(Beginning of PROVIDED RECORDS)

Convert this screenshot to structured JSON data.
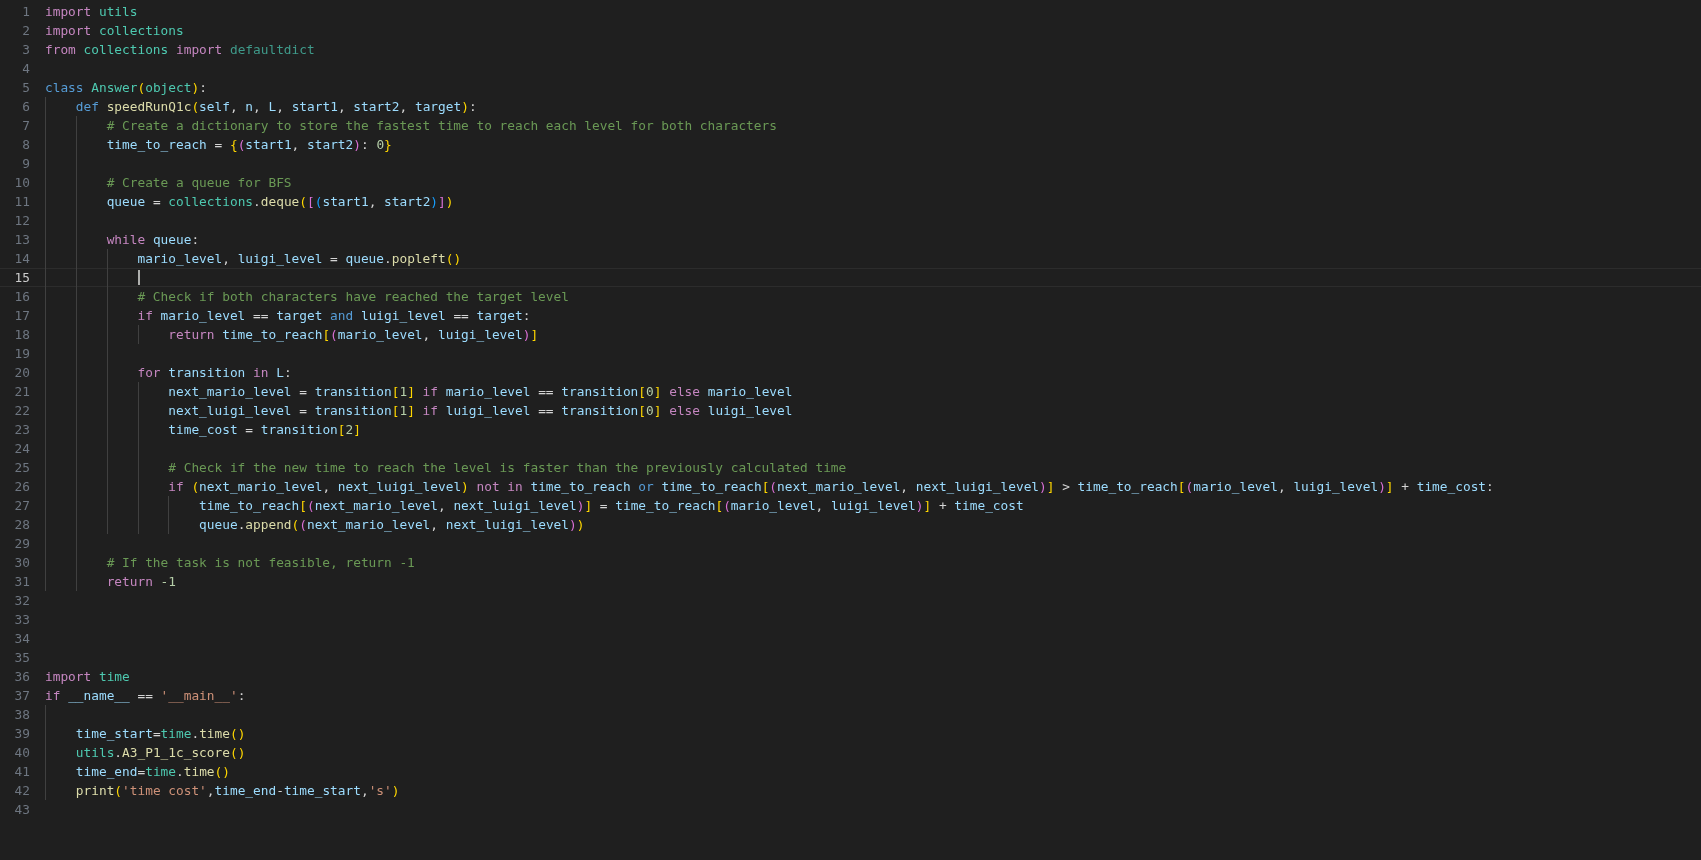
{
  "editor": {
    "lines": [
      {
        "number": "1",
        "current": false,
        "tokens": [
          {
            "kind": "kw",
            "text": "import "
          },
          {
            "kind": "type",
            "text": "utils"
          }
        ]
      },
      {
        "number": "2",
        "current": false,
        "tokens": [
          {
            "kind": "kw",
            "text": "import "
          },
          {
            "kind": "type",
            "text": "collections"
          }
        ]
      },
      {
        "number": "3",
        "current": false,
        "tokens": [
          {
            "kind": "kw",
            "text": "from "
          },
          {
            "kind": "type",
            "text": "collections "
          },
          {
            "kind": "kw",
            "text": "import "
          },
          {
            "kind": "type2",
            "text": "defaultdict"
          }
        ]
      },
      {
        "number": "4",
        "current": false
      },
      {
        "number": "5",
        "current": false,
        "tokens": [
          {
            "kind": "decl",
            "text": "class "
          },
          {
            "kind": "type",
            "text": "Answer"
          },
          {
            "kind": "b1",
            "text": "("
          },
          {
            "kind": "type",
            "text": "object"
          },
          {
            "kind": "b1",
            "text": ")"
          },
          {
            "kind": "op",
            "text": ":"
          }
        ]
      },
      {
        "number": "6",
        "current": false,
        "tokens": [
          {
            "kind": "decl",
            "text": "    def "
          },
          {
            "kind": "fn",
            "text": "speedRunQ1c"
          },
          {
            "kind": "b1",
            "text": "("
          },
          {
            "kind": "var",
            "text": "self"
          },
          {
            "kind": "op",
            "text": ", "
          },
          {
            "kind": "var",
            "text": "n"
          },
          {
            "kind": "op",
            "text": ", "
          },
          {
            "kind": "var",
            "text": "L"
          },
          {
            "kind": "op",
            "text": ", "
          },
          {
            "kind": "var",
            "text": "start1"
          },
          {
            "kind": "op",
            "text": ", "
          },
          {
            "kind": "var",
            "text": "start2"
          },
          {
            "kind": "op",
            "text": ", "
          },
          {
            "kind": "var",
            "text": "target"
          },
          {
            "kind": "b1",
            "text": ")"
          },
          {
            "kind": "op",
            "text": ":"
          }
        ]
      },
      {
        "number": "7",
        "current": false,
        "tokens": [
          {
            "kind": "cmt",
            "text": "        # Create a dictionary to store the fastest time to reach each level for both characters"
          }
        ]
      },
      {
        "number": "8",
        "current": false,
        "tokens": [
          {
            "kind": "var",
            "text": "        time_to_reach"
          },
          {
            "kind": "op",
            "text": " = "
          },
          {
            "kind": "b1",
            "text": "{"
          },
          {
            "kind": "b2",
            "text": "("
          },
          {
            "kind": "var",
            "text": "start1"
          },
          {
            "kind": "op",
            "text": ", "
          },
          {
            "kind": "var",
            "text": "start2"
          },
          {
            "kind": "b2",
            "text": ")"
          },
          {
            "kind": "op",
            "text": ": "
          },
          {
            "kind": "num",
            "text": "0"
          },
          {
            "kind": "b1",
            "text": "}"
          }
        ]
      },
      {
        "number": "9",
        "current": false
      },
      {
        "number": "10",
        "current": false,
        "tokens": [
          {
            "kind": "cmt",
            "text": "        # Create a queue for BFS"
          }
        ]
      },
      {
        "number": "11",
        "current": false,
        "tokens": [
          {
            "kind": "var",
            "text": "        queue"
          },
          {
            "kind": "op",
            "text": " = "
          },
          {
            "kind": "type",
            "text": "collections"
          },
          {
            "kind": "op",
            "text": "."
          },
          {
            "kind": "fn",
            "text": "deque"
          },
          {
            "kind": "b1",
            "text": "("
          },
          {
            "kind": "b2",
            "text": "["
          },
          {
            "kind": "b3",
            "text": "("
          },
          {
            "kind": "var",
            "text": "start1"
          },
          {
            "kind": "op",
            "text": ", "
          },
          {
            "kind": "var",
            "text": "start2"
          },
          {
            "kind": "b3",
            "text": ")"
          },
          {
            "kind": "b2",
            "text": "]"
          },
          {
            "kind": "b1",
            "text": ")"
          }
        ]
      },
      {
        "number": "12",
        "current": false
      },
      {
        "number": "13",
        "current": false,
        "tokens": [
          {
            "kind": "kw",
            "text": "        while "
          },
          {
            "kind": "var",
            "text": "queue"
          },
          {
            "kind": "op",
            "text": ":"
          }
        ]
      },
      {
        "number": "14",
        "current": false,
        "tokens": [
          {
            "kind": "var",
            "text": "            mario_level"
          },
          {
            "kind": "op",
            "text": ", "
          },
          {
            "kind": "var",
            "text": "luigi_level"
          },
          {
            "kind": "op",
            "text": " = "
          },
          {
            "kind": "var",
            "text": "queue"
          },
          {
            "kind": "op",
            "text": "."
          },
          {
            "kind": "fn",
            "text": "popleft"
          },
          {
            "kind": "b1",
            "text": "()"
          }
        ]
      },
      {
        "number": "15",
        "current": true
      },
      {
        "number": "16",
        "current": false,
        "tokens": [
          {
            "kind": "cmt",
            "text": "            # Check if both characters have reached the target level"
          }
        ]
      },
      {
        "number": "17",
        "current": false,
        "tokens": [
          {
            "kind": "kw",
            "text": "            if "
          },
          {
            "kind": "var",
            "text": "mario_level"
          },
          {
            "kind": "op",
            "text": " == "
          },
          {
            "kind": "var",
            "text": "target"
          },
          {
            "kind": "decl",
            "text": " and "
          },
          {
            "kind": "var",
            "text": "luigi_level"
          },
          {
            "kind": "op",
            "text": " == "
          },
          {
            "kind": "var",
            "text": "target"
          },
          {
            "kind": "op",
            "text": ":"
          }
        ]
      },
      {
        "number": "18",
        "current": false,
        "tokens": [
          {
            "kind": "kw",
            "text": "                return "
          },
          {
            "kind": "var",
            "text": "time_to_reach"
          },
          {
            "kind": "b1",
            "text": "["
          },
          {
            "kind": "b2",
            "text": "("
          },
          {
            "kind": "var",
            "text": "mario_level"
          },
          {
            "kind": "op",
            "text": ", "
          },
          {
            "kind": "var",
            "text": "luigi_level"
          },
          {
            "kind": "b2",
            "text": ")"
          },
          {
            "kind": "b1",
            "text": "]"
          }
        ]
      },
      {
        "number": "19",
        "current": false
      },
      {
        "number": "20",
        "current": false,
        "tokens": [
          {
            "kind": "kw",
            "text": "            for "
          },
          {
            "kind": "var",
            "text": "transition"
          },
          {
            "kind": "kw",
            "text": " in "
          },
          {
            "kind": "var",
            "text": "L"
          },
          {
            "kind": "op",
            "text": ":"
          }
        ]
      },
      {
        "number": "21",
        "current": false,
        "tokens": [
          {
            "kind": "var",
            "text": "                next_mario_level"
          },
          {
            "kind": "op",
            "text": " = "
          },
          {
            "kind": "var",
            "text": "transition"
          },
          {
            "kind": "b1",
            "text": "["
          },
          {
            "kind": "num",
            "text": "1"
          },
          {
            "kind": "b1",
            "text": "]"
          },
          {
            "kind": "kw",
            "text": " if "
          },
          {
            "kind": "var",
            "text": "mario_level"
          },
          {
            "kind": "op",
            "text": " == "
          },
          {
            "kind": "var",
            "text": "transition"
          },
          {
            "kind": "b1",
            "text": "["
          },
          {
            "kind": "num",
            "text": "0"
          },
          {
            "kind": "b1",
            "text": "]"
          },
          {
            "kind": "kw",
            "text": " else "
          },
          {
            "kind": "var",
            "text": "mario_level"
          }
        ]
      },
      {
        "number": "22",
        "current": false,
        "tokens": [
          {
            "kind": "var",
            "text": "                next_luigi_level"
          },
          {
            "kind": "op",
            "text": " = "
          },
          {
            "kind": "var",
            "text": "transition"
          },
          {
            "kind": "b1",
            "text": "["
          },
          {
            "kind": "num",
            "text": "1"
          },
          {
            "kind": "b1",
            "text": "]"
          },
          {
            "kind": "kw",
            "text": " if "
          },
          {
            "kind": "var",
            "text": "luigi_level"
          },
          {
            "kind": "op",
            "text": " == "
          },
          {
            "kind": "var",
            "text": "transition"
          },
          {
            "kind": "b1",
            "text": "["
          },
          {
            "kind": "num",
            "text": "0"
          },
          {
            "kind": "b1",
            "text": "]"
          },
          {
            "kind": "kw",
            "text": " else "
          },
          {
            "kind": "var",
            "text": "luigi_level"
          }
        ]
      },
      {
        "number": "23",
        "current": false,
        "tokens": [
          {
            "kind": "var",
            "text": "                time_cost"
          },
          {
            "kind": "op",
            "text": " = "
          },
          {
            "kind": "var",
            "text": "transition"
          },
          {
            "kind": "b1",
            "text": "["
          },
          {
            "kind": "num",
            "text": "2"
          },
          {
            "kind": "b1",
            "text": "]"
          }
        ]
      },
      {
        "number": "24",
        "current": false
      },
      {
        "number": "25",
        "current": false,
        "tokens": [
          {
            "kind": "cmt",
            "text": "                # Check if the new time to reach the level is faster than the previously calculated time"
          }
        ]
      },
      {
        "number": "26",
        "current": false,
        "tokens": [
          {
            "kind": "kw",
            "text": "                if "
          },
          {
            "kind": "b1",
            "text": "("
          },
          {
            "kind": "var",
            "text": "next_mario_level"
          },
          {
            "kind": "op",
            "text": ", "
          },
          {
            "kind": "var",
            "text": "next_luigi_level"
          },
          {
            "kind": "b1",
            "text": ")"
          },
          {
            "kind": "kw",
            "text": " not in "
          },
          {
            "kind": "var",
            "text": "time_to_reach"
          },
          {
            "kind": "decl",
            "text": " or "
          },
          {
            "kind": "var",
            "text": "time_to_reach"
          },
          {
            "kind": "b1",
            "text": "["
          },
          {
            "kind": "b2",
            "text": "("
          },
          {
            "kind": "var",
            "text": "next_mario_level"
          },
          {
            "kind": "op",
            "text": ", "
          },
          {
            "kind": "var",
            "text": "next_luigi_level"
          },
          {
            "kind": "b2",
            "text": ")"
          },
          {
            "kind": "b1",
            "text": "]"
          },
          {
            "kind": "op",
            "text": " > "
          },
          {
            "kind": "var",
            "text": "time_to_reach"
          },
          {
            "kind": "b1",
            "text": "["
          },
          {
            "kind": "b2",
            "text": "("
          },
          {
            "kind": "var",
            "text": "mario_level"
          },
          {
            "kind": "op",
            "text": ", "
          },
          {
            "kind": "var",
            "text": "luigi_level"
          },
          {
            "kind": "b2",
            "text": ")"
          },
          {
            "kind": "b1",
            "text": "]"
          },
          {
            "kind": "op",
            "text": " + "
          },
          {
            "kind": "var",
            "text": "time_cost"
          },
          {
            "kind": "op",
            "text": ":"
          }
        ]
      },
      {
        "number": "27",
        "current": false,
        "tokens": [
          {
            "kind": "var",
            "text": "                    time_to_reach"
          },
          {
            "kind": "b1",
            "text": "["
          },
          {
            "kind": "b2",
            "text": "("
          },
          {
            "kind": "var",
            "text": "next_mario_level"
          },
          {
            "kind": "op",
            "text": ", "
          },
          {
            "kind": "var",
            "text": "next_luigi_level"
          },
          {
            "kind": "b2",
            "text": ")"
          },
          {
            "kind": "b1",
            "text": "]"
          },
          {
            "kind": "op",
            "text": " = "
          },
          {
            "kind": "var",
            "text": "time_to_reach"
          },
          {
            "kind": "b1",
            "text": "["
          },
          {
            "kind": "b2",
            "text": "("
          },
          {
            "kind": "var",
            "text": "mario_level"
          },
          {
            "kind": "op",
            "text": ", "
          },
          {
            "kind": "var",
            "text": "luigi_level"
          },
          {
            "kind": "b2",
            "text": ")"
          },
          {
            "kind": "b1",
            "text": "]"
          },
          {
            "kind": "op",
            "text": " + "
          },
          {
            "kind": "var",
            "text": "time_cost"
          }
        ]
      },
      {
        "number": "28",
        "current": false,
        "tokens": [
          {
            "kind": "var",
            "text": "                    queue"
          },
          {
            "kind": "op",
            "text": "."
          },
          {
            "kind": "fn",
            "text": "append"
          },
          {
            "kind": "b1",
            "text": "("
          },
          {
            "kind": "b2",
            "text": "("
          },
          {
            "kind": "var",
            "text": "next_mario_level"
          },
          {
            "kind": "op",
            "text": ", "
          },
          {
            "kind": "var",
            "text": "next_luigi_level"
          },
          {
            "kind": "b2",
            "text": ")"
          },
          {
            "kind": "b1",
            "text": ")"
          }
        ]
      },
      {
        "number": "29",
        "current": false
      },
      {
        "number": "30",
        "current": false,
        "tokens": [
          {
            "kind": "cmt",
            "text": "        # If the task is not feasible, return -1"
          }
        ]
      },
      {
        "number": "31",
        "current": false,
        "tokens": [
          {
            "kind": "kw",
            "text": "        return "
          },
          {
            "kind": "num",
            "text": "-1"
          }
        ]
      },
      {
        "number": "32",
        "current": false
      },
      {
        "number": "33",
        "current": false
      },
      {
        "number": "34",
        "current": false
      },
      {
        "number": "35",
        "current": false
      },
      {
        "number": "36",
        "current": false,
        "tokens": [
          {
            "kind": "kw",
            "text": "import "
          },
          {
            "kind": "type",
            "text": "time"
          }
        ]
      },
      {
        "number": "37",
        "current": false,
        "tokens": [
          {
            "kind": "kw",
            "text": "if "
          },
          {
            "kind": "var",
            "text": "__name__"
          },
          {
            "kind": "op",
            "text": " == "
          },
          {
            "kind": "str",
            "text": "'__main__'"
          },
          {
            "kind": "op",
            "text": ":"
          }
        ]
      },
      {
        "number": "38",
        "current": false
      },
      {
        "number": "39",
        "current": false,
        "tokens": [
          {
            "kind": "var",
            "text": "    time_start"
          },
          {
            "kind": "op",
            "text": "="
          },
          {
            "kind": "type",
            "text": "time"
          },
          {
            "kind": "op",
            "text": "."
          },
          {
            "kind": "fn",
            "text": "time"
          },
          {
            "kind": "b1",
            "text": "()"
          }
        ]
      },
      {
        "number": "40",
        "current": false,
        "tokens": [
          {
            "kind": "type",
            "text": "    utils"
          },
          {
            "kind": "op",
            "text": "."
          },
          {
            "kind": "fn",
            "text": "A3_P1_1c_score"
          },
          {
            "kind": "b1",
            "text": "()"
          }
        ]
      },
      {
        "number": "41",
        "current": false,
        "tokens": [
          {
            "kind": "var",
            "text": "    time_end"
          },
          {
            "kind": "op",
            "text": "="
          },
          {
            "kind": "type",
            "text": "time"
          },
          {
            "kind": "op",
            "text": "."
          },
          {
            "kind": "fn",
            "text": "time"
          },
          {
            "kind": "b1",
            "text": "()"
          }
        ]
      },
      {
        "number": "42",
        "current": false,
        "tokens": [
          {
            "kind": "fn",
            "text": "    print"
          },
          {
            "kind": "b1",
            "text": "("
          },
          {
            "kind": "str",
            "text": "'time cost'"
          },
          {
            "kind": "op",
            "text": ","
          },
          {
            "kind": "var",
            "text": "time_end"
          },
          {
            "kind": "op",
            "text": "-"
          },
          {
            "kind": "var",
            "text": "time_start"
          },
          {
            "kind": "op",
            "text": ","
          },
          {
            "kind": "str",
            "text": "'s'"
          },
          {
            "kind": "b1",
            "text": ")"
          }
        ]
      },
      {
        "number": "43",
        "current": false
      }
    ]
  }
}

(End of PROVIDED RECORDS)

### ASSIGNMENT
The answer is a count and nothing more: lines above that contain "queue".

### SOLUTION
5